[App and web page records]
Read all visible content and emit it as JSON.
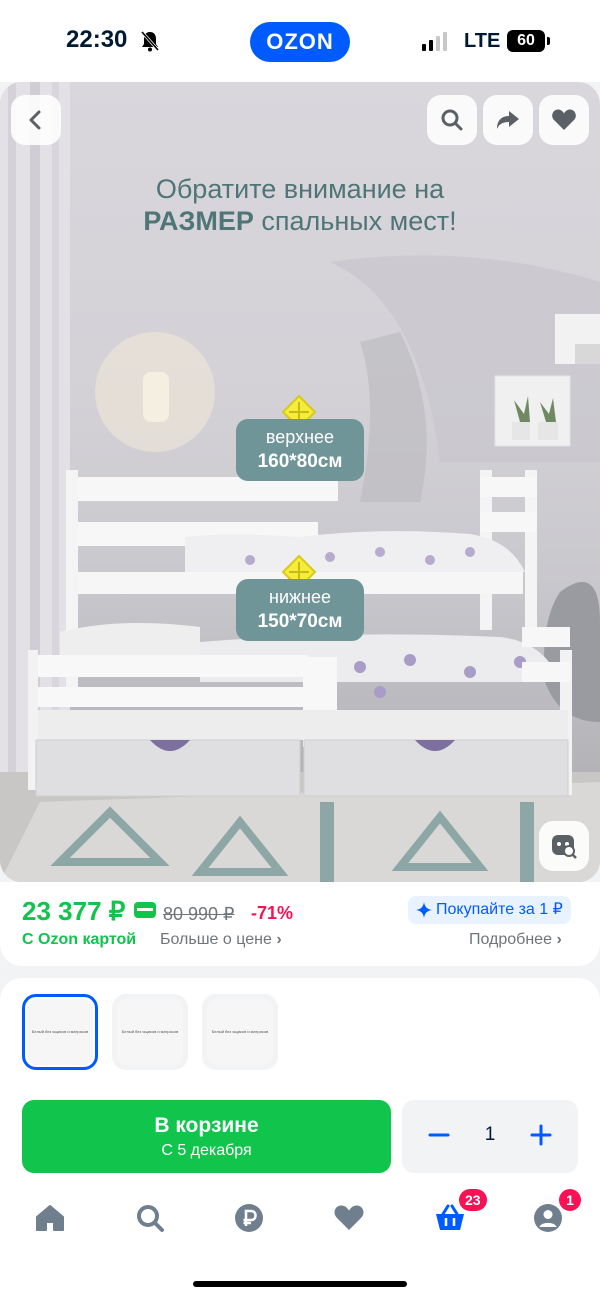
{
  "status_bar": {
    "time": "22:30",
    "network": "LTE",
    "battery": "60"
  },
  "header": {
    "logo": "OZON"
  },
  "gallery": {
    "headline_line1": "Обратите внимание на",
    "headline_line2_bold": "РАЗМЕР",
    "headline_line2_rest": " спальных мест",
    "headline_line2_end": "!",
    "upper_label": "верхнее",
    "upper_size": "160*80см",
    "lower_label": "нижнее",
    "lower_size": "150*70см",
    "buttons": [
      "back-icon",
      "search-icon",
      "share-icon",
      "heart-icon",
      "visual-search-icon"
    ]
  },
  "price": {
    "current": "23 377 ₽",
    "old": "80 990 ₽",
    "discount": "-71%",
    "ozon_card_label": "С Ozon картой",
    "more_price_label": "Больше о цене",
    "promo_label": "Покупайте за 1 ₽",
    "details_label": "Подробнее"
  },
  "variants": [
    {
      "caption": "Белый без ящиков и матрасов",
      "selected": true
    },
    {
      "caption": "Белый без ящиков и матрасов",
      "selected": false
    },
    {
      "caption": "Белый без ящиков и матрасов",
      "selected": false
    }
  ],
  "cart": {
    "label": "В корзине",
    "delivery": "С 5 декабря",
    "quantity": "1"
  },
  "tabbar": {
    "items": [
      "home-icon",
      "search-icon",
      "ruble-icon",
      "favorites-icon",
      "cart-icon",
      "profile-icon"
    ],
    "cart_badge": "23",
    "profile_badge": "1"
  },
  "colors": {
    "brand": "#005bff",
    "price_green": "#10c44c",
    "discount": "#f91155"
  }
}
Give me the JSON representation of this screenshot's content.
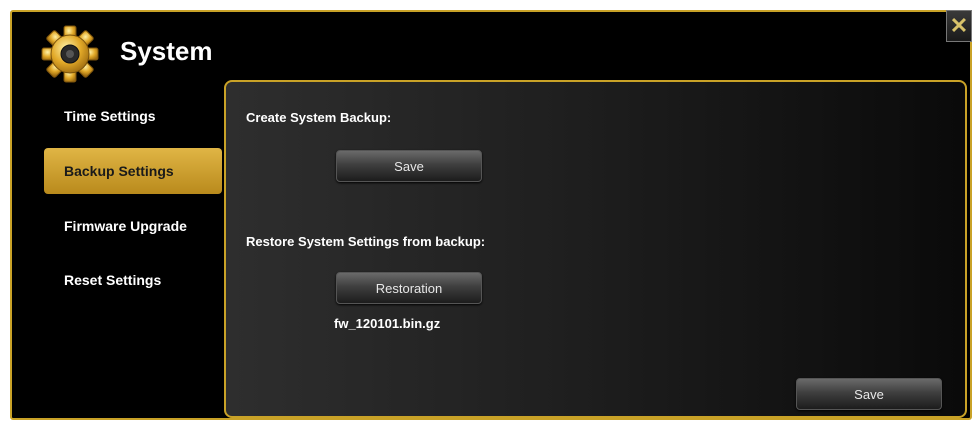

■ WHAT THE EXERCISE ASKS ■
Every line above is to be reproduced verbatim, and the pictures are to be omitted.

■ RESULT ■
Read all visible content and emit it as JSON.
{
  "status_bar": {
    "time": "22:30",
    "network": "LTE",
    "battery": "60"
  },
  "header": {
    "logo": "OZON"
  },
  "gallery": {
    "headline_line1": "Обратите внимание на",
    "headline_line2_bold": "РАЗМЕР",
    "headline_line2_rest": " спальных мест",
    "headline_line2_end": "!",
    "upper_label": "верхнее",
    "upper_size": "160*80см",
    "lower_label": "нижнее",
    "lower_size": "150*70см",
    "buttons": [
      "back-icon",
      "search-icon",
      "share-icon",
      "heart-icon",
      "visual-search-icon"
    ]
  },
  "price": {
    "current": "23 377 ₽",
    "old": "80 990 ₽",
    "discount": "-71%",
    "ozon_card_label": "С Ozon картой",
    "more_price_label": "Больше о цене",
    "promo_label": "Покупайте за 1 ₽",
    "details_label": "Подробнее"
  },
  "variants": [
    {
      "caption": "Белый без ящиков и матрасов",
      "selected": true
    },
    {
      "caption": "Белый без ящиков и матрасов",
      "selected": false
    },
    {
      "caption": "Белый без ящиков и матрасов",
      "selected": false
    }
  ],
  "cart": {
    "label": "В корзине",
    "delivery": "С 5 декабря",
    "quantity": "1"
  },
  "tabbar": {
    "items": [
      "home-icon",
      "search-icon",
      "ruble-icon",
      "favorites-icon",
      "cart-icon",
      "profile-icon"
    ],
    "cart_badge": "23",
    "profile_badge": "1"
  },
  "colors": {
    "brand": "#005bff",
    "price_green": "#10c44c",
    "discount": "#f91155"
  }
}
Give me the JSON representation of this screenshot's content.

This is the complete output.